Quantstamp: Securing Smart Contracts
Richard Ma and Don Ho from Quantstamp joined Zach DeWitt to discuss scalable smart contract security auditing.
A recent admit into Y Combinator’s Winter 2018 batch of startups, Quantstamp is building an automated protocol to audit smart contracts along a blockchain. It does this by using blockchain technology itself, in a manner akin to how Ethereum nodes provide for transactional authentication.
Here’s what we learned from them about smart contract security:
Most blockchains are secure, but smart contracts are not.
There have been major hacks in the past, like the 2016 attack on The DAO that stole a third of the Ether from the organization. Quantstamp anticipates more attacks on smart contracts in the future; according to recent research, there are at least 32000 smart contracts with known security vulnerabilities in the wild right now.
Ethereum and other smart contract platforms are also growing exponentially.
The ability of smart contracts to reduce transaction and enforcement costs for contractual agreements is very attractive. That feature will only draw more interest into smart contracts across the world.
The potential cost of smart contract failure is also growing.
Greater adoption of smart contracts means a greater potential for higher losses from hacks. This means that building blockchain technology for smart contracts has to begin with security in mind, not with only scalability as a concern.
Security and reliability are crucial for the crypto ecosystem to continue growing.
Quantstamp wants more people in the cryptocurrency and blockchain space to talk about security.
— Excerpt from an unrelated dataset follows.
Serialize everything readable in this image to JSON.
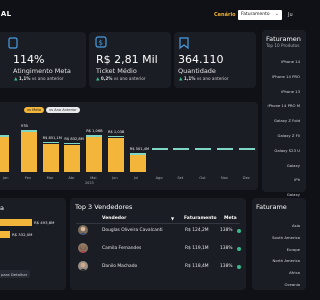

There are so many promising possibilities for blockchain technology - imagine online video games running on blockchain - but if we don’t build them securely, we will lose interest from the general public.
- Most blockchains are secure, but smart contracts are not
- Ethereum and other smart contract platforms are also growing exponentially
- The potential cost of smart contract failure is also growing, and
- Security and reliability are crucial for the crypto ecosystem to continue growin